**What you have to do**
Everything in the records below except the pictures must be written out exactly.

------ Record set ------

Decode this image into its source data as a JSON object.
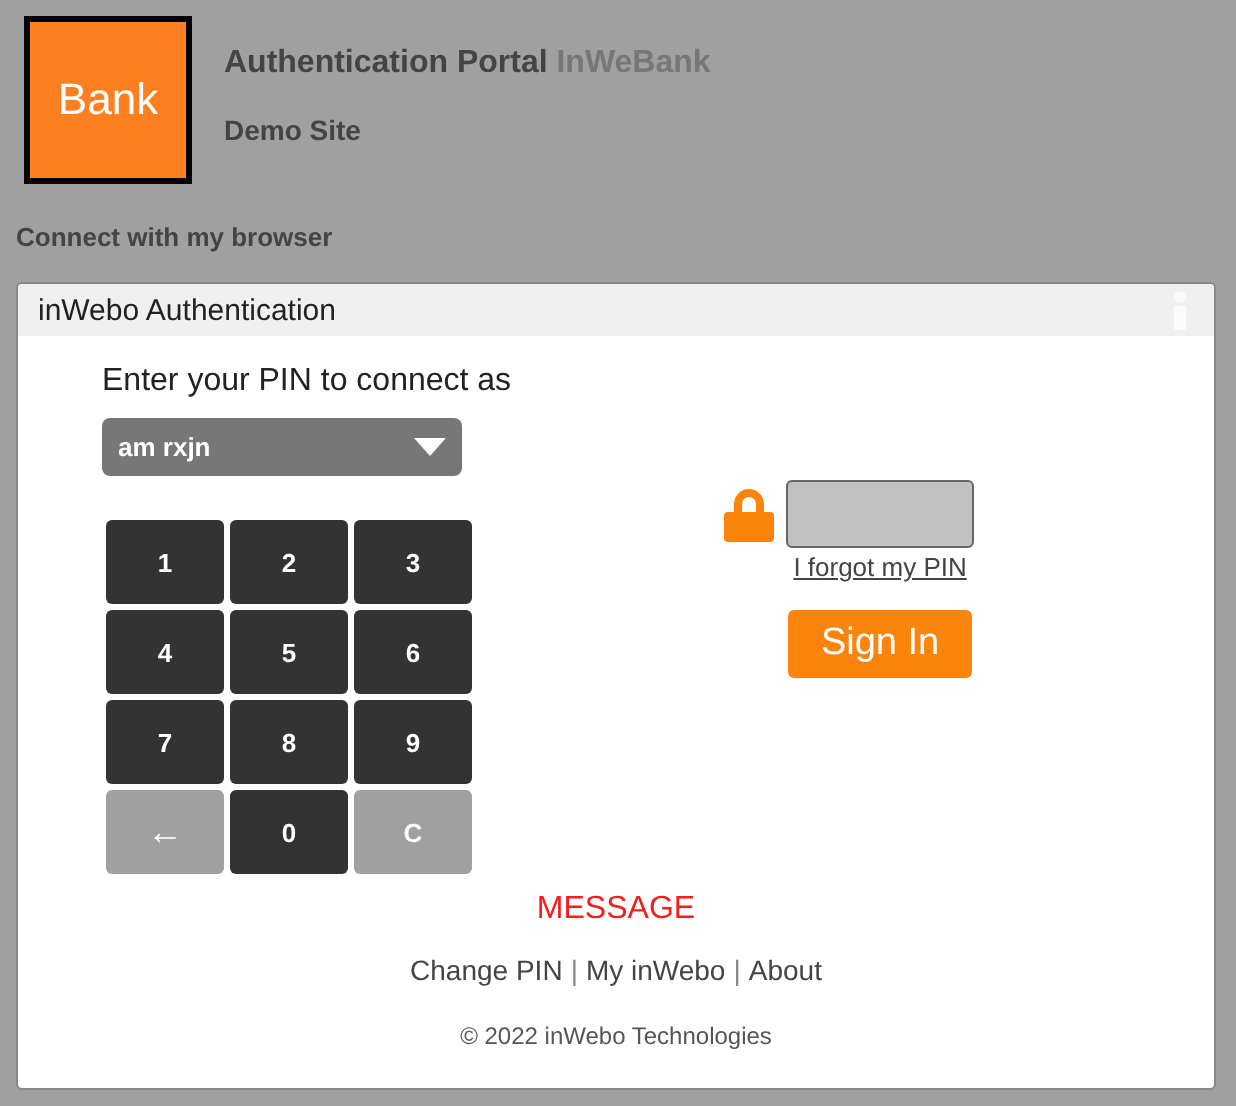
{
  "logo": {
    "text": "Bank"
  },
  "header": {
    "title": "Authentication Portal",
    "brand": "InWeBank",
    "subtitle": "Demo Site"
  },
  "section_label": "Connect with my browser",
  "panel": {
    "title": "inWebo Authentication",
    "prompt": "Enter your PIN to connect as",
    "account": "am rxjn",
    "keys": [
      {
        "label": "1",
        "disabled": false
      },
      {
        "label": "2",
        "disabled": false
      },
      {
        "label": "3",
        "disabled": false
      },
      {
        "label": "4",
        "disabled": false
      },
      {
        "label": "5",
        "disabled": false
      },
      {
        "label": "6",
        "disabled": false
      },
      {
        "label": "7",
        "disabled": false
      },
      {
        "label": "8",
        "disabled": false
      },
      {
        "label": "9",
        "disabled": false
      },
      {
        "label": "←",
        "disabled": true
      },
      {
        "label": "0",
        "disabled": false
      },
      {
        "label": "C",
        "disabled": true
      }
    ],
    "forgot_link": "I forgot my PIN",
    "sign_in": "Sign In",
    "message": "MESSAGE",
    "links": [
      "Change PIN",
      "My inWebo",
      "About"
    ],
    "separator": "|",
    "copyright": "© 2022 inWebo Technologies"
  }
}
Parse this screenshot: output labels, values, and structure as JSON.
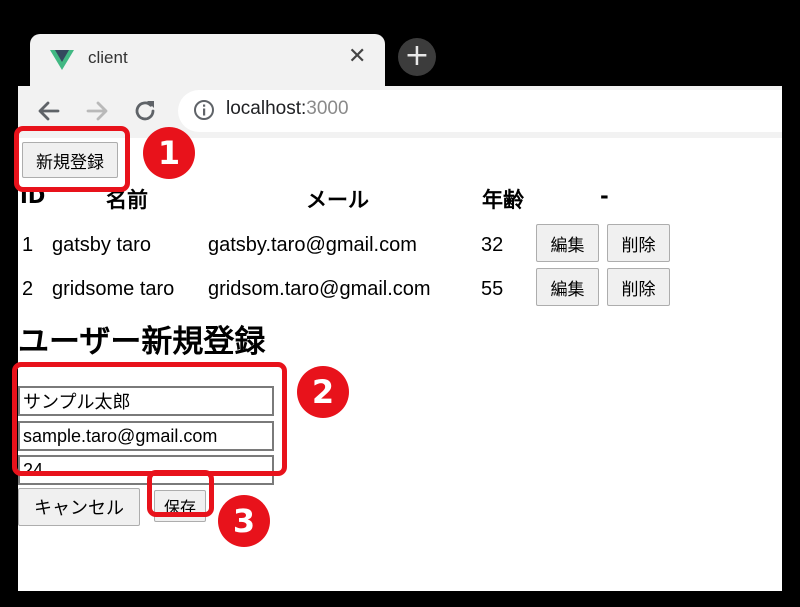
{
  "browser": {
    "tab_title": "client",
    "close_glyph": "✕",
    "new_tab_glyph": "+",
    "url_host": "localhost:",
    "url_port": "3000",
    "icons": [
      "vue-logo-icon",
      "close-icon",
      "plus-icon",
      "back-arrow-icon",
      "forward-arrow-icon",
      "reload-icon",
      "info-icon"
    ]
  },
  "page": {
    "new_button_label": "新規登録",
    "table": {
      "headers": [
        "ID",
        "名前",
        "メール",
        "年齢",
        "-"
      ],
      "rows": [
        {
          "id": "1",
          "name": "gatsby taro",
          "email": "gatsby.taro@gmail.com",
          "age": "32",
          "edit_label": "編集",
          "delete_label": "削除"
        },
        {
          "id": "2",
          "name": "gridsome taro",
          "email": "gridsom.taro@gmail.com",
          "age": "55",
          "edit_label": "編集",
          "delete_label": "削除"
        }
      ]
    },
    "form": {
      "heading": "ユーザー新規登録",
      "name_value": "サンプル太郎",
      "email_value": "sample.taro@gmail.com",
      "age_value": "24",
      "cancel_label": "キャンセル",
      "save_label": "保存"
    }
  },
  "annotations": {
    "badge_1": "1",
    "badge_2": "2",
    "badge_3": "3",
    "color": "#e8121b"
  }
}
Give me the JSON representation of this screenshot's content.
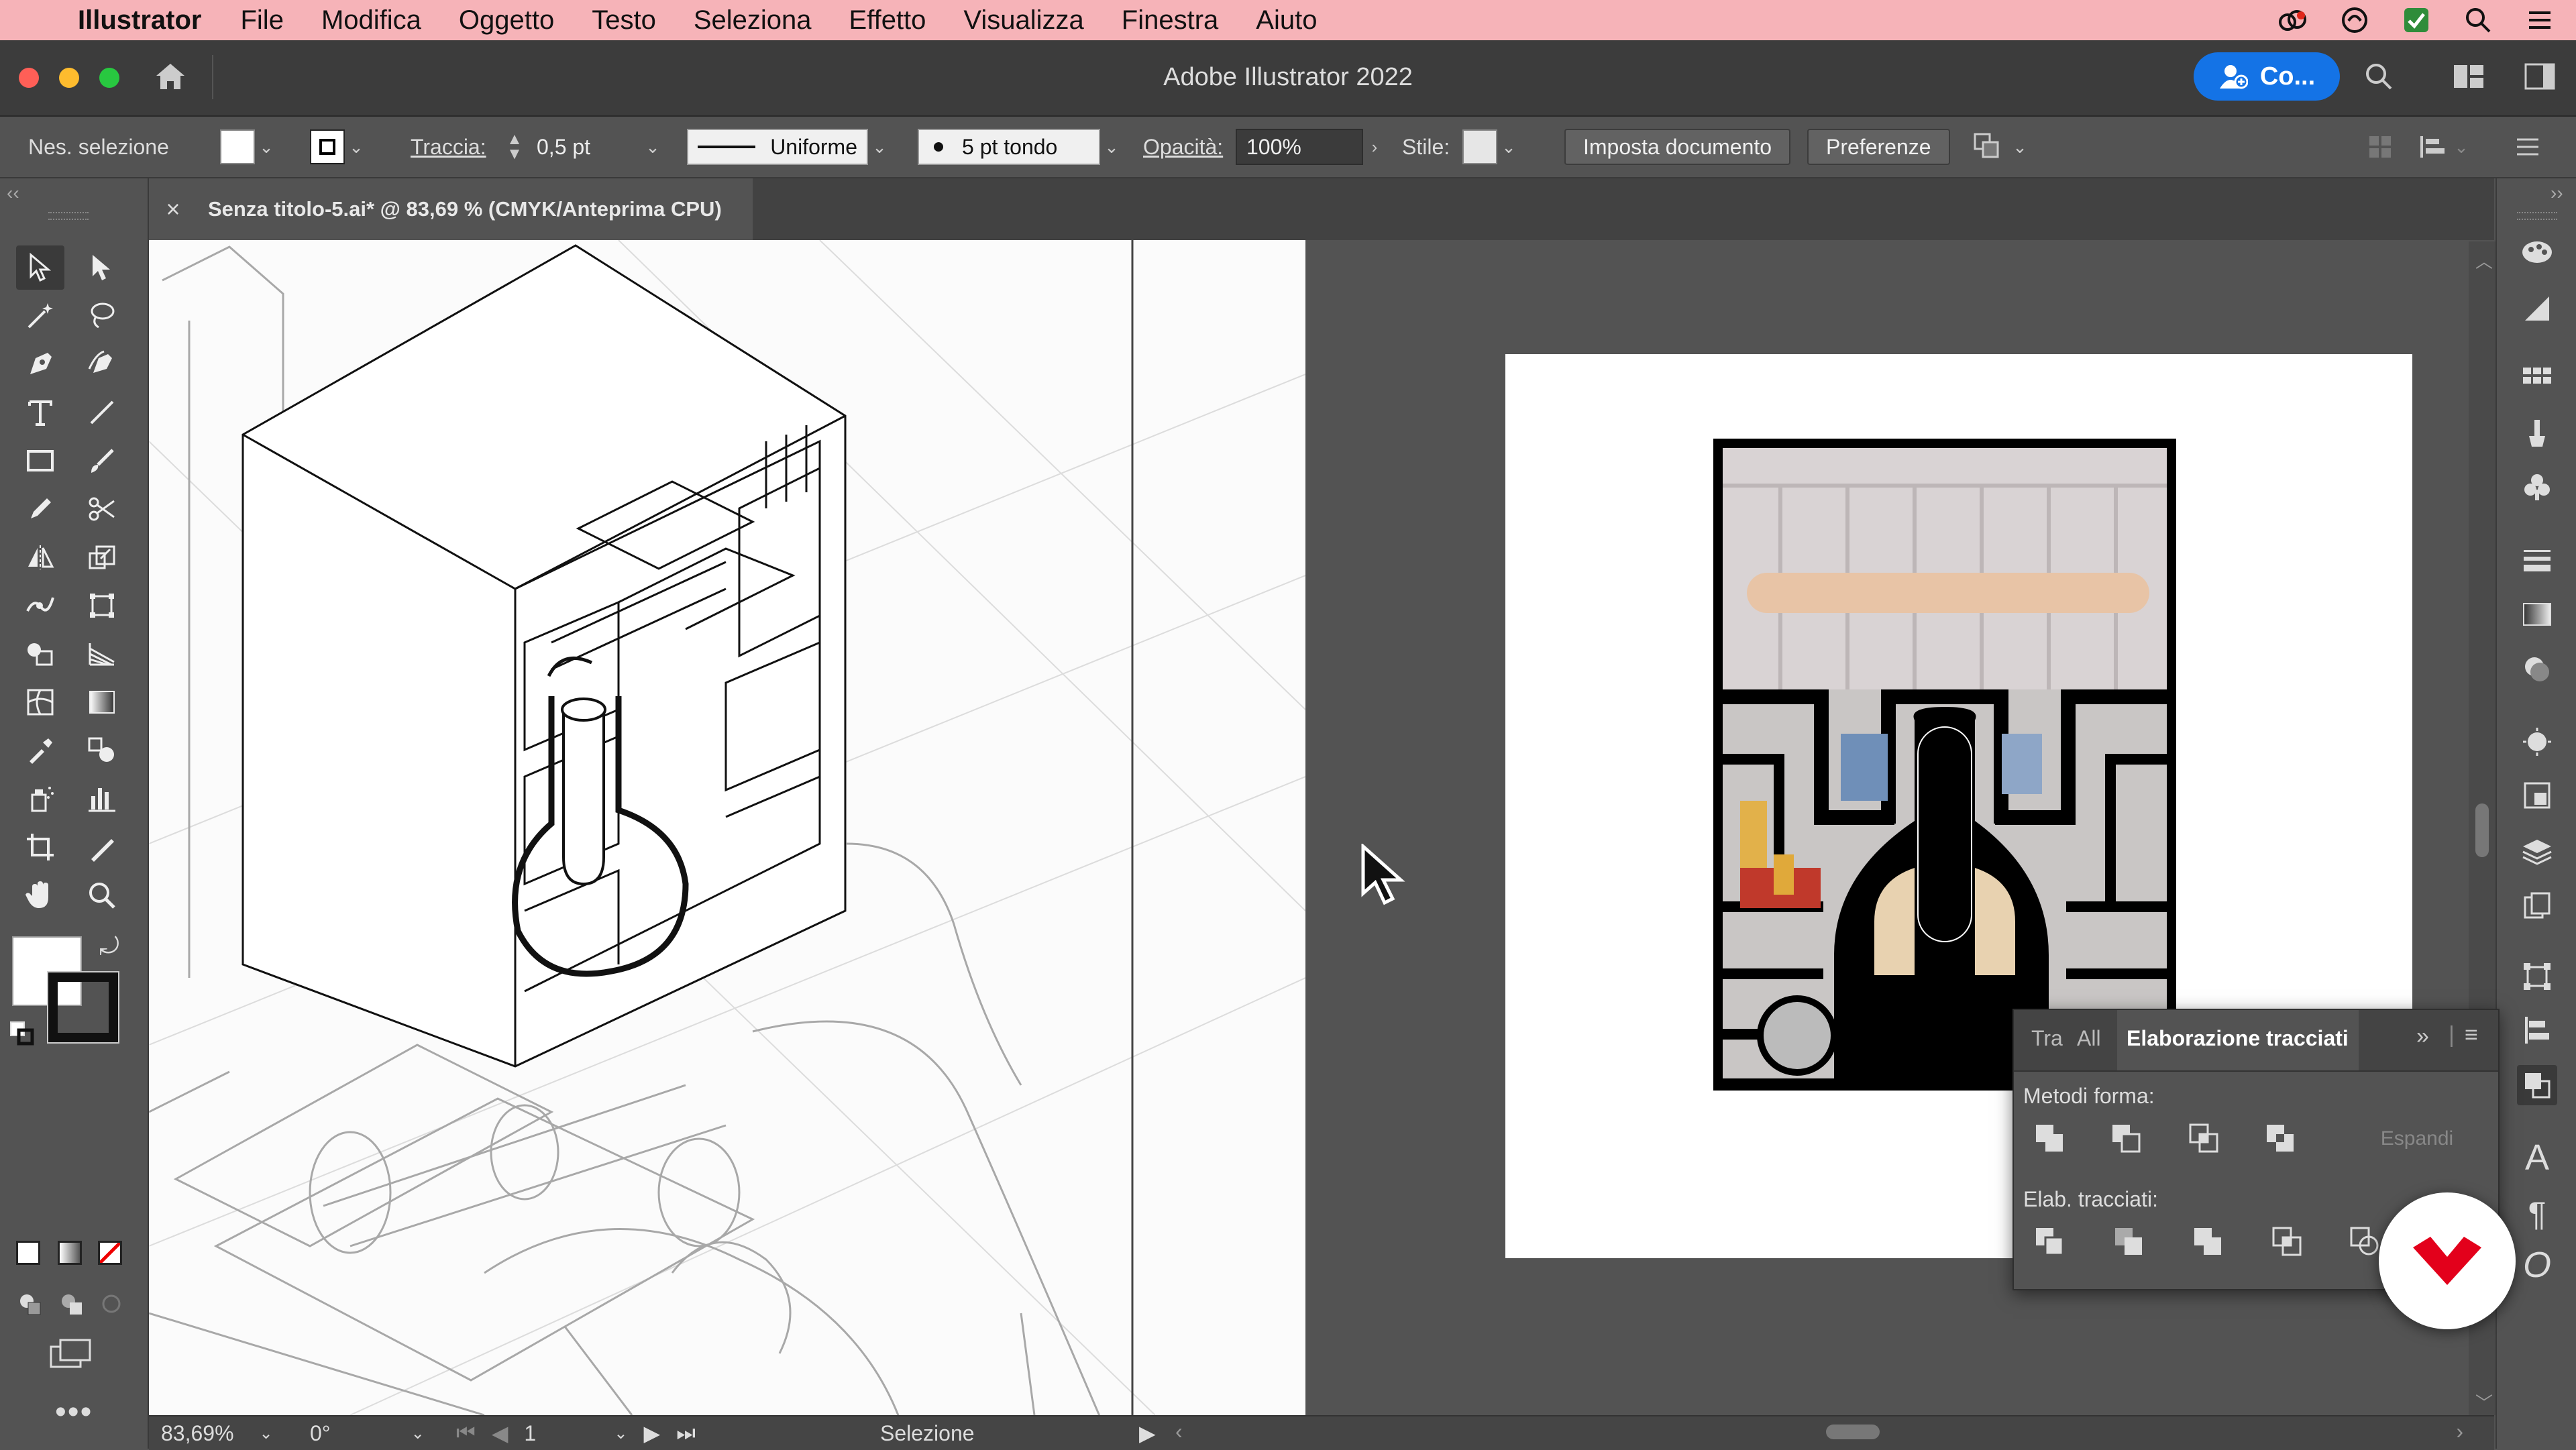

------

**Exercise response**
Decode this image into its source data as a JSON object.
{
  "logo": {
    "text": "Bank"
  },
  "header": {
    "title": "Authentication Portal",
    "brand": "InWeBank",
    "subtitle": "Demo Site"
  },
  "section_label": "Connect with my browser",
  "panel": {
    "title": "inWebo Authentication",
    "prompt": "Enter your PIN to connect as",
    "account": "am rxjn",
    "keys": [
      {
        "label": "1",
        "disabled": false
      },
      {
        "label": "2",
        "disabled": false
      },
      {
        "label": "3",
        "disabled": false
      },
      {
        "label": "4",
        "disabled": false
      },
      {
        "label": "5",
        "disabled": false
      },
      {
        "label": "6",
        "disabled": false
      },
      {
        "label": "7",
        "disabled": false
      },
      {
        "label": "8",
        "disabled": false
      },
      {
        "label": "9",
        "disabled": false
      },
      {
        "label": "←",
        "disabled": true
      },
      {
        "label": "0",
        "disabled": false
      },
      {
        "label": "C",
        "disabled": true
      }
    ],
    "forgot_link": "I forgot my PIN",
    "sign_in": "Sign In",
    "message": "MESSAGE",
    "links": [
      "Change PIN",
      "My inWebo",
      "About"
    ],
    "separator": "|",
    "copyright": "© 2022 inWebo Technologies"
  }
}
Parse this screenshot: output labels, values, and structure as JSON.
{
  "browser": {
    "tab_title": "client",
    "close_glyph": "✕",
    "new_tab_glyph": "+",
    "url_host": "localhost:",
    "url_port": "3000",
    "icons": [
      "vue-logo-icon",
      "close-icon",
      "plus-icon",
      "back-arrow-icon",
      "forward-arrow-icon",
      "reload-icon",
      "info-icon"
    ]
  },
  "page": {
    "new_button_label": "新規登録",
    "table": {
      "headers": [
        "ID",
        "名前",
        "メール",
        "年齢",
        "-"
      ],
      "rows": [
        {
          "id": "1",
          "name": "gatsby taro",
          "email": "gatsby.taro@gmail.com",
          "age": "32",
          "edit_label": "編集",
          "delete_label": "削除"
        },
        {
          "id": "2",
          "name": "gridsome taro",
          "email": "gridsom.taro@gmail.com",
          "age": "55",
          "edit_label": "編集",
          "delete_label": "削除"
        }
      ]
    },
    "form": {
      "heading": "ユーザー新規登録",
      "name_value": "サンプル太郎",
      "email_value": "sample.taro@gmail.com",
      "age_value": "24",
      "cancel_label": "キャンセル",
      "save_label": "保存"
    }
  },
  "annotations": {
    "badge_1": "1",
    "badge_2": "2",
    "badge_3": "3",
    "color": "#e8121b"
  }
}
Give me the JSON representation of this screenshot's content.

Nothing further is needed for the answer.